Give back all of the data exactly as it stands, with the pictures removed.

[Component data from apps and pages]
+ + + +

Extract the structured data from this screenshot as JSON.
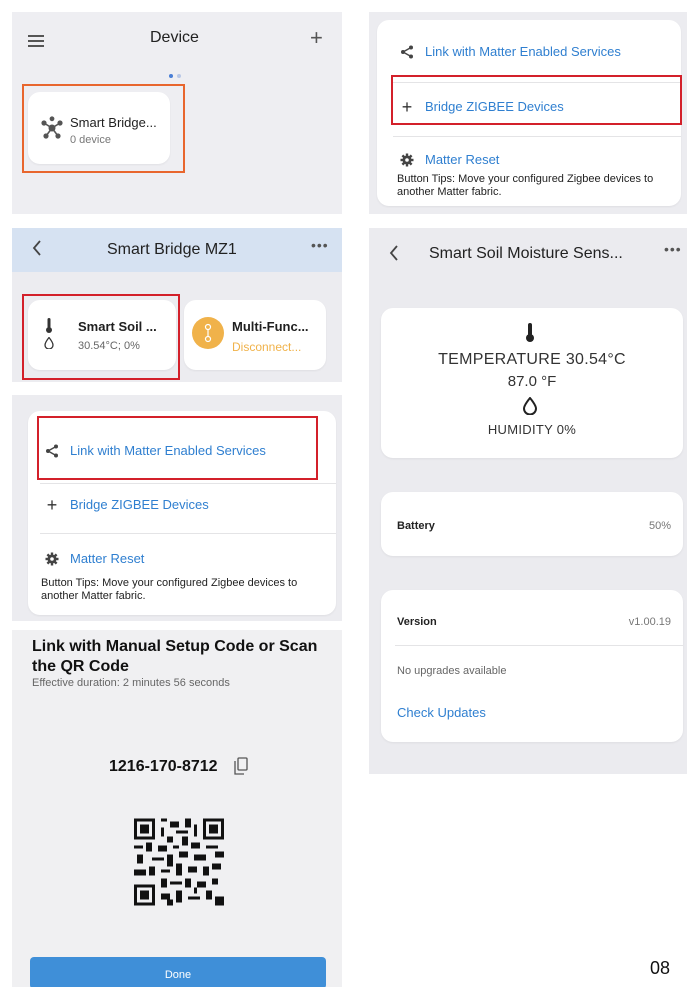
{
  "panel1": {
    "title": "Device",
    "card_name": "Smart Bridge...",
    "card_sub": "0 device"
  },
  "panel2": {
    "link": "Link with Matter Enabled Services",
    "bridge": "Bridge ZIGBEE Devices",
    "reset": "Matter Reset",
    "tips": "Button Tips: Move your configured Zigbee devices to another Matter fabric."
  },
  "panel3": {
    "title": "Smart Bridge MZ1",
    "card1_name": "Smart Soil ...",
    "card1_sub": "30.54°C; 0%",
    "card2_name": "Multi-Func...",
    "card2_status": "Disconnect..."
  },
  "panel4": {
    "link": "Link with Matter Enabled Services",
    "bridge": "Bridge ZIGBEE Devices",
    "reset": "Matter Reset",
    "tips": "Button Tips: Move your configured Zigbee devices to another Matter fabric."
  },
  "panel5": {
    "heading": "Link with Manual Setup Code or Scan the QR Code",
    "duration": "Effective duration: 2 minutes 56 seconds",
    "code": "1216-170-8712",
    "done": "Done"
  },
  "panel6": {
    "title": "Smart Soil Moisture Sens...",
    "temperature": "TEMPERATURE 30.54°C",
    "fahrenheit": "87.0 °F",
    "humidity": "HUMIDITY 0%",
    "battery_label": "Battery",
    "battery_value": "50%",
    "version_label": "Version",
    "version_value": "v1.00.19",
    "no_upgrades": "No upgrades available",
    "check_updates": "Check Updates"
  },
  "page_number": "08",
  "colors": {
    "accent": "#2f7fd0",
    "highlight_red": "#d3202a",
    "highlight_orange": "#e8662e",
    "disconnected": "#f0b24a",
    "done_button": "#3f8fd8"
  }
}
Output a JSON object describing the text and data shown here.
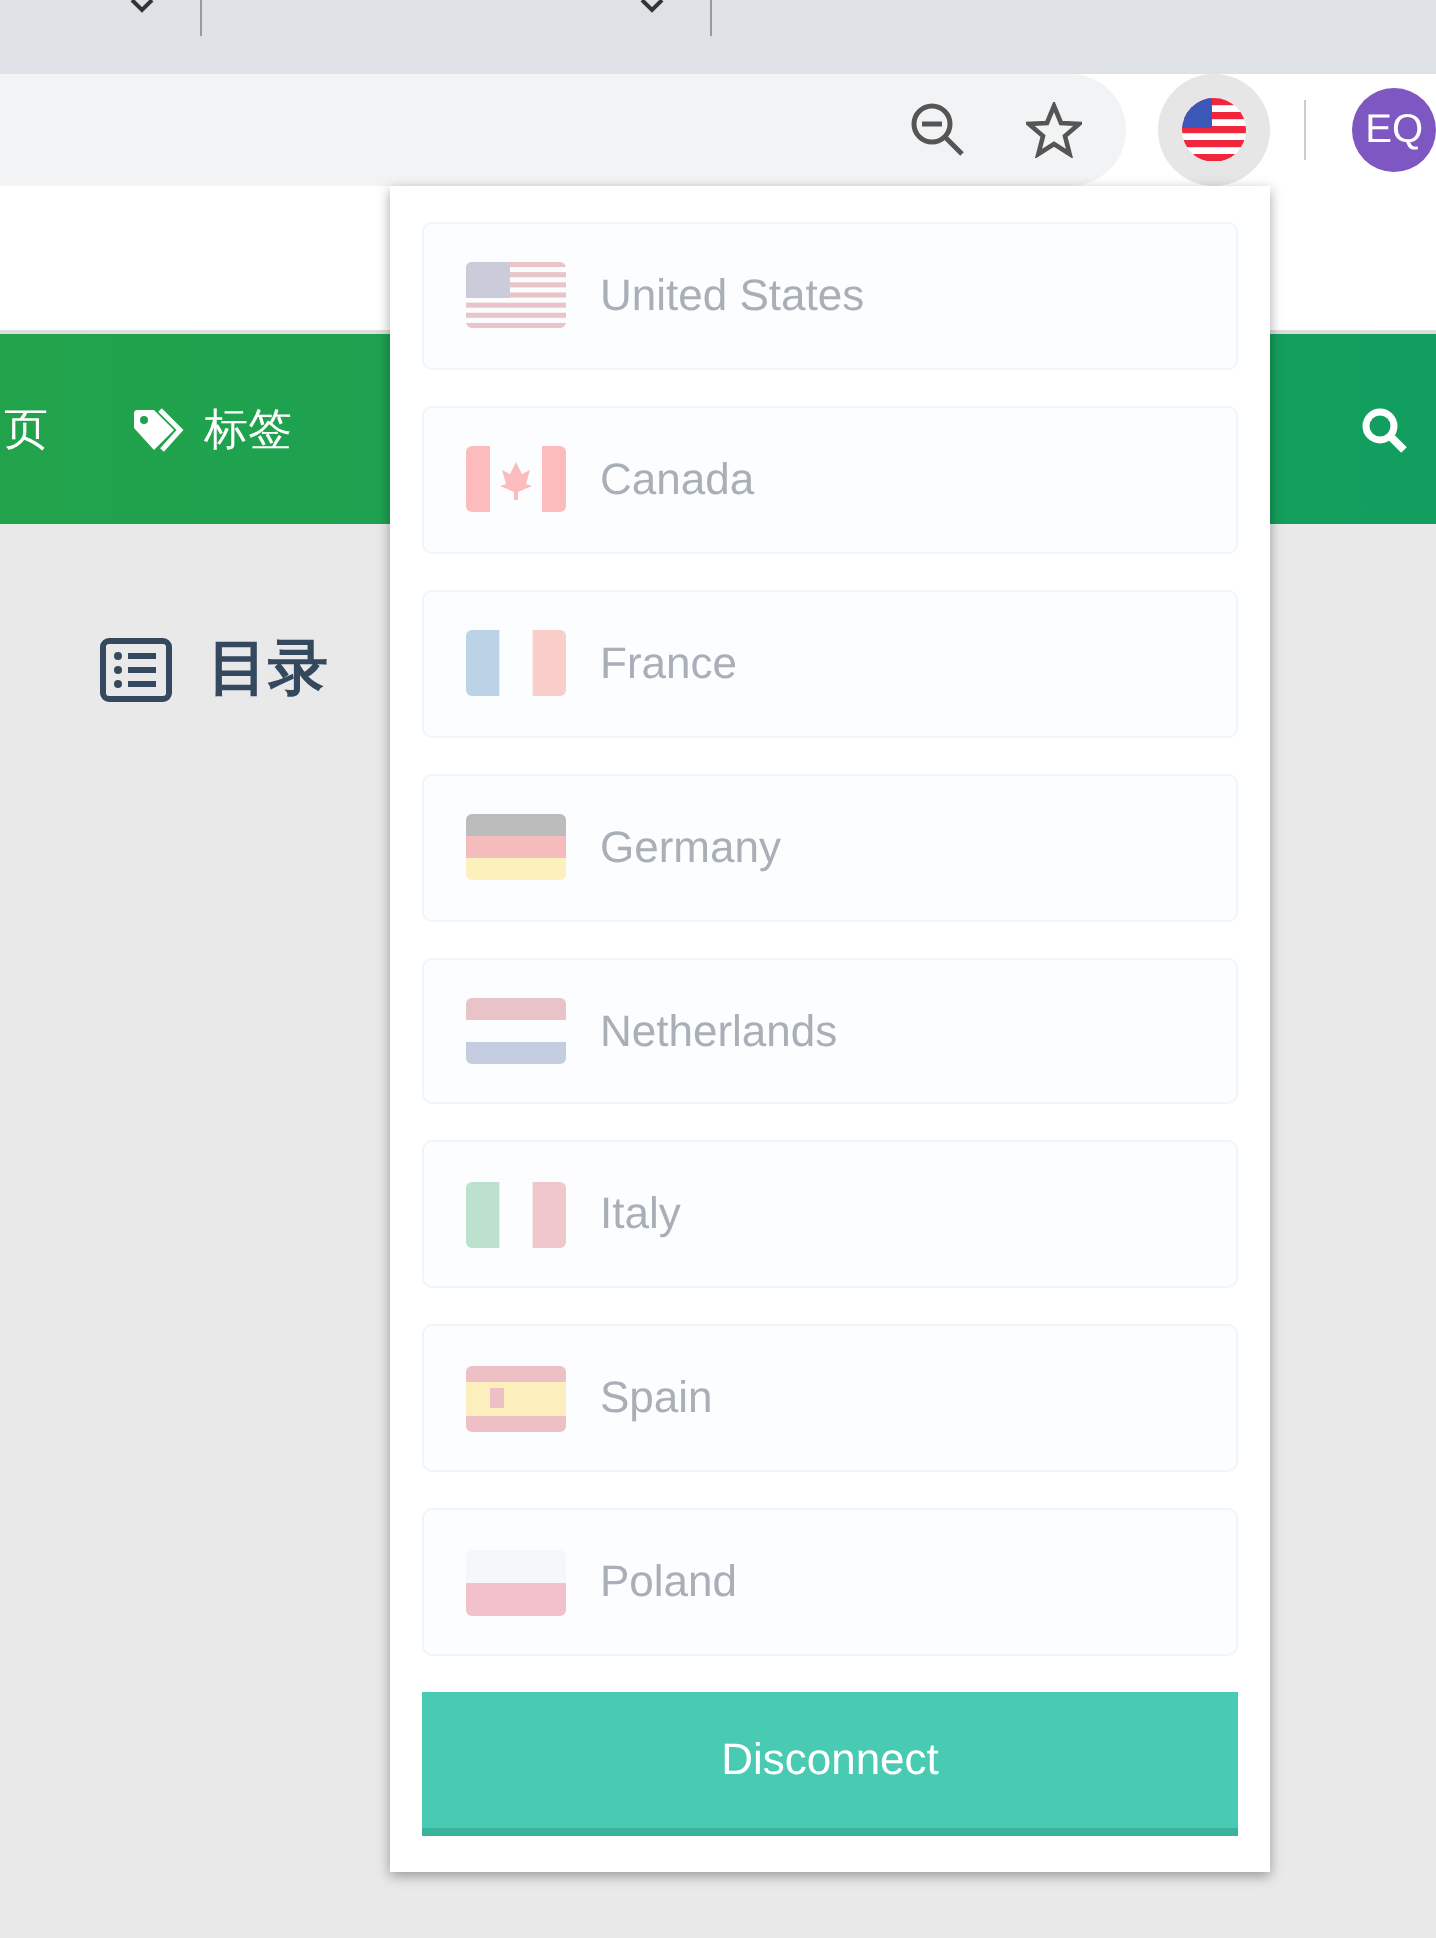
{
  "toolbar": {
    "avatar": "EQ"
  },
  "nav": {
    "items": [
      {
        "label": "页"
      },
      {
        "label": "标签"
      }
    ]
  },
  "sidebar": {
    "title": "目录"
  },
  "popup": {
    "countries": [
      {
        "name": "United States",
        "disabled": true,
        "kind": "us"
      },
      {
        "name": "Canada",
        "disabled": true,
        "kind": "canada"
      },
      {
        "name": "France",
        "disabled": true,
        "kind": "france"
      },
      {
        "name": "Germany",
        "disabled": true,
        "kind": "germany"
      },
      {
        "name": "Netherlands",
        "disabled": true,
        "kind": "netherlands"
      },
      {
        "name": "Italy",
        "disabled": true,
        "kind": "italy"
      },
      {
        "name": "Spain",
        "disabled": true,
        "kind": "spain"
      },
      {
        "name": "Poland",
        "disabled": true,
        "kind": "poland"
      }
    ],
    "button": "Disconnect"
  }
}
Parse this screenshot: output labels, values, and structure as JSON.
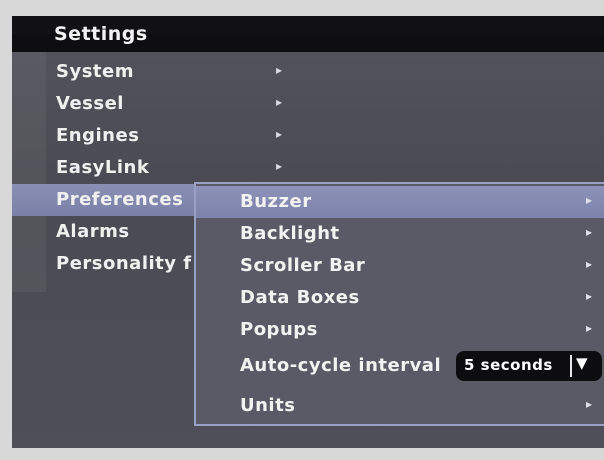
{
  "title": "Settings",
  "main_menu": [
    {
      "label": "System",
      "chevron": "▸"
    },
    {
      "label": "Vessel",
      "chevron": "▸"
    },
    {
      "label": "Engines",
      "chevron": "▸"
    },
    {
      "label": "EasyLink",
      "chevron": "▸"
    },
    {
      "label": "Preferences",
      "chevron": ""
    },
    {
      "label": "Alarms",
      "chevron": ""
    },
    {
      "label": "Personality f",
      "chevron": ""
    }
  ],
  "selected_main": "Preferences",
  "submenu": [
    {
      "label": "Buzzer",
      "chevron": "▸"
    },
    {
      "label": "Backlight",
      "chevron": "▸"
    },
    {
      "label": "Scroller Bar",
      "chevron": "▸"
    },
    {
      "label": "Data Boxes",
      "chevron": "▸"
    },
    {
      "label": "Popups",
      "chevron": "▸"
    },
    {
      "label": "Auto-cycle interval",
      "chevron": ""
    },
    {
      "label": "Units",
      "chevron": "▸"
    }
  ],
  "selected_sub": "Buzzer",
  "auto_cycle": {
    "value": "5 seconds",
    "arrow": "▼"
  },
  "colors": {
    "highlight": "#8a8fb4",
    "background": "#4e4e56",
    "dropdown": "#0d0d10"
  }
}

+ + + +

Problem solution:
Extract the structured data from this screenshot as JSON.
{
  "panel1": {
    "title": "Device",
    "card_name": "Smart Bridge...",
    "card_sub": "0 device"
  },
  "panel2": {
    "link": "Link with Matter Enabled Services",
    "bridge": "Bridge ZIGBEE Devices",
    "reset": "Matter Reset",
    "tips": "Button Tips: Move your configured Zigbee devices to another Matter fabric."
  },
  "panel3": {
    "title": "Smart Bridge MZ1",
    "card1_name": "Smart Soil ...",
    "card1_sub": "30.54°C; 0%",
    "card2_name": "Multi-Func...",
    "card2_status": "Disconnect..."
  },
  "panel4": {
    "link": "Link with Matter Enabled Services",
    "bridge": "Bridge ZIGBEE Devices",
    "reset": "Matter Reset",
    "tips": "Button Tips: Move your configured Zigbee devices to another Matter fabric."
  },
  "panel5": {
    "heading": "Link with Manual Setup Code or Scan the QR Code",
    "duration": "Effective duration: 2 minutes 56 seconds",
    "code": "1216-170-8712",
    "done": "Done"
  },
  "panel6": {
    "title": "Smart Soil Moisture Sens...",
    "temperature": "TEMPERATURE 30.54°C",
    "fahrenheit": "87.0 °F",
    "humidity": "HUMIDITY 0%",
    "battery_label": "Battery",
    "battery_value": "50%",
    "version_label": "Version",
    "version_value": "v1.00.19",
    "no_upgrades": "No upgrades available",
    "check_updates": "Check Updates"
  },
  "page_number": "08",
  "colors": {
    "accent": "#2f7fd0",
    "highlight_red": "#d3202a",
    "highlight_orange": "#e8662e",
    "disconnected": "#f0b24a",
    "done_button": "#3f8fd8"
  }
}
Output a JSON object describing the text and data shown here.
{
  "toolbar": {
    "avatar": "EQ"
  },
  "nav": {
    "items": [
      {
        "label": "页"
      },
      {
        "label": "标签"
      }
    ]
  },
  "sidebar": {
    "title": "目录"
  },
  "popup": {
    "countries": [
      {
        "name": "United States",
        "disabled": true,
        "kind": "us"
      },
      {
        "name": "Canada",
        "disabled": true,
        "kind": "canada"
      },
      {
        "name": "France",
        "disabled": true,
        "kind": "france"
      },
      {
        "name": "Germany",
        "disabled": true,
        "kind": "germany"
      },
      {
        "name": "Netherlands",
        "disabled": true,
        "kind": "netherlands"
      },
      {
        "name": "Italy",
        "disabled": true,
        "kind": "italy"
      },
      {
        "name": "Spain",
        "disabled": true,
        "kind": "spain"
      },
      {
        "name": "Poland",
        "disabled": true,
        "kind": "poland"
      }
    ],
    "button": "Disconnect"
  }
}
Parse this screenshot: output labels, values, and structure as JSON.
{
  "title": "Settings",
  "main_menu": [
    {
      "label": "System",
      "chevron": "▸"
    },
    {
      "label": "Vessel",
      "chevron": "▸"
    },
    {
      "label": "Engines",
      "chevron": "▸"
    },
    {
      "label": "EasyLink",
      "chevron": "▸"
    },
    {
      "label": "Preferences",
      "chevron": ""
    },
    {
      "label": "Alarms",
      "chevron": ""
    },
    {
      "label": "Personality f",
      "chevron": ""
    }
  ],
  "selected_main": "Preferences",
  "submenu": [
    {
      "label": "Buzzer",
      "chevron": "▸"
    },
    {
      "label": "Backlight",
      "chevron": "▸"
    },
    {
      "label": "Scroller Bar",
      "chevron": "▸"
    },
    {
      "label": "Data Boxes",
      "chevron": "▸"
    },
    {
      "label": "Popups",
      "chevron": "▸"
    },
    {
      "label": "Auto-cycle interval",
      "chevron": ""
    },
    {
      "label": "Units",
      "chevron": "▸"
    }
  ],
  "selected_sub": "Buzzer",
  "auto_cycle": {
    "value": "5 seconds",
    "arrow": "▼"
  },
  "colors": {
    "highlight": "#8a8fb4",
    "background": "#4e4e56",
    "dropdown": "#0d0d10"
  }
}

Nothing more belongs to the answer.